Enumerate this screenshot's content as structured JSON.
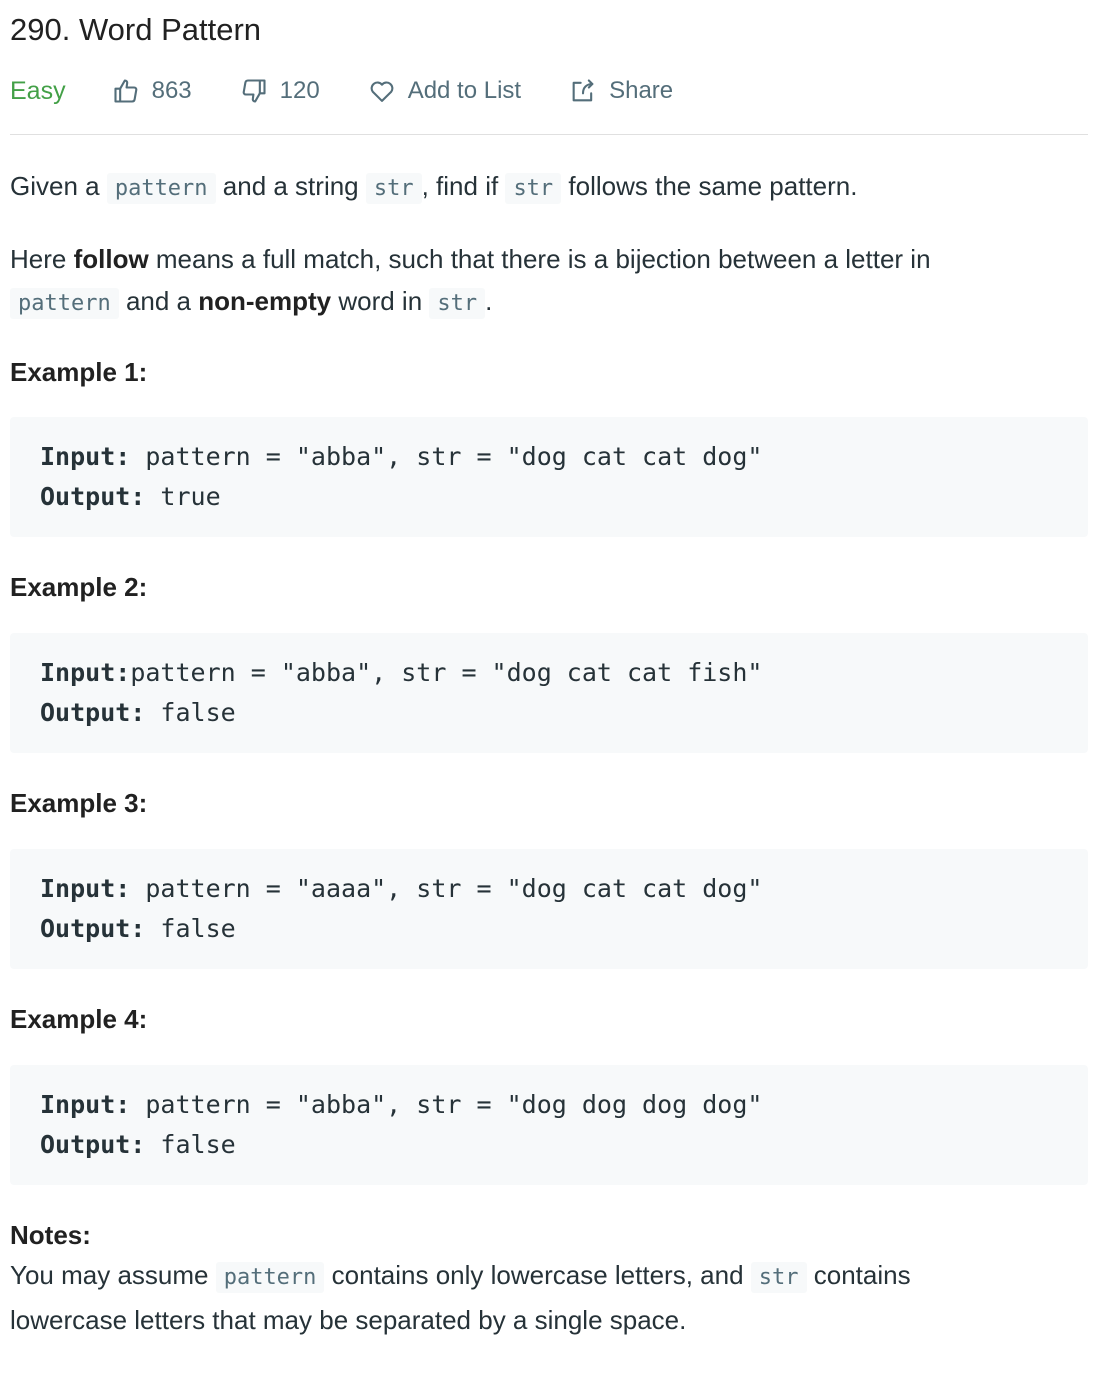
{
  "problem": {
    "title": "290. Word Pattern",
    "difficulty": "Easy",
    "likes": "863",
    "dislikes": "120",
    "add_to_list": "Add to List",
    "share": "Share"
  },
  "description": {
    "p1": {
      "t1": "Given a ",
      "c1": "pattern",
      "t2": " and a string ",
      "c2": "str",
      "t3": ", find if ",
      "c3": "str",
      "t4": " follows the same pattern."
    },
    "p2": {
      "t1": "Here ",
      "b1": "follow",
      "t2": " means a full match, such that there is a bijection between a letter in",
      "c1": "pattern",
      "t3": " and a ",
      "b2": "non-empty",
      "t4": " word in ",
      "c2": "str",
      "t5": "."
    }
  },
  "examples": [
    {
      "title": "Example 1:",
      "input_label": "Input:",
      "input": " pattern = \"abba\", str = \"dog cat cat dog\"",
      "output_label": "Output:",
      "output": " true"
    },
    {
      "title": "Example 2:",
      "input_label": "Input:",
      "input": "pattern = \"abba\", str = \"dog cat cat fish\"",
      "output_label": "Output:",
      "output": " false"
    },
    {
      "title": "Example 3:",
      "input_label": "Input:",
      "input": " pattern = \"aaaa\", str = \"dog cat cat dog\"",
      "output_label": "Output:",
      "output": " false"
    },
    {
      "title": "Example 4:",
      "input_label": "Input:",
      "input": " pattern = \"abba\", str = \"dog dog dog dog\"",
      "output_label": "Output:",
      "output": " false"
    }
  ],
  "notes": {
    "title": "Notes:",
    "t1": "You may assume ",
    "c1": "pattern",
    "t2": " contains only lowercase letters, and ",
    "c2": "str",
    "t3": " contains",
    "t4": "lowercase letters that may be separated by a single space."
  },
  "icons": {
    "like": "thumbs-up-icon",
    "dislike": "thumbs-down-icon",
    "list": "heart-icon",
    "share": "share-icon"
  },
  "colors": {
    "easy": "#43a047",
    "meta_text": "#546e7a",
    "code_bg": "#f7f9fa"
  }
}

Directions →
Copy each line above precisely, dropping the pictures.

Expected answer →
Enumerate this screenshot's content as structured JSON.
{
  "problem": {
    "title": "290. Word Pattern",
    "difficulty": "Easy",
    "likes": "863",
    "dislikes": "120",
    "add_to_list": "Add to List",
    "share": "Share"
  },
  "description": {
    "p1": {
      "t1": "Given a ",
      "c1": "pattern",
      "t2": " and a string ",
      "c2": "str",
      "t3": ", find if ",
      "c3": "str",
      "t4": " follows the same pattern."
    },
    "p2": {
      "t1": "Here ",
      "b1": "follow",
      "t2": " means a full match, such that there is a bijection between a letter in",
      "c1": "pattern",
      "t3": " and a ",
      "b2": "non-empty",
      "t4": " word in ",
      "c2": "str",
      "t5": "."
    }
  },
  "examples": [
    {
      "title": "Example 1:",
      "input_label": "Input:",
      "input": " pattern = \"abba\", str = \"dog cat cat dog\"",
      "output_label": "Output:",
      "output": " true"
    },
    {
      "title": "Example 2:",
      "input_label": "Input:",
      "input": "pattern = \"abba\", str = \"dog cat cat fish\"",
      "output_label": "Output:",
      "output": " false"
    },
    {
      "title": "Example 3:",
      "input_label": "Input:",
      "input": " pattern = \"aaaa\", str = \"dog cat cat dog\"",
      "output_label": "Output:",
      "output": " false"
    },
    {
      "title": "Example 4:",
      "input_label": "Input:",
      "input": " pattern = \"abba\", str = \"dog dog dog dog\"",
      "output_label": "Output:",
      "output": " false"
    }
  ],
  "notes": {
    "title": "Notes:",
    "t1": "You may assume ",
    "c1": "pattern",
    "t2": " contains only lowercase letters, and ",
    "c2": "str",
    "t3": " contains",
    "t4": "lowercase letters that may be separated by a single space."
  },
  "icons": {
    "like": "thumbs-up-icon",
    "dislike": "thumbs-down-icon",
    "list": "heart-icon",
    "share": "share-icon"
  },
  "colors": {
    "easy": "#43a047",
    "meta_text": "#546e7a",
    "code_bg": "#f7f9fa"
  }
}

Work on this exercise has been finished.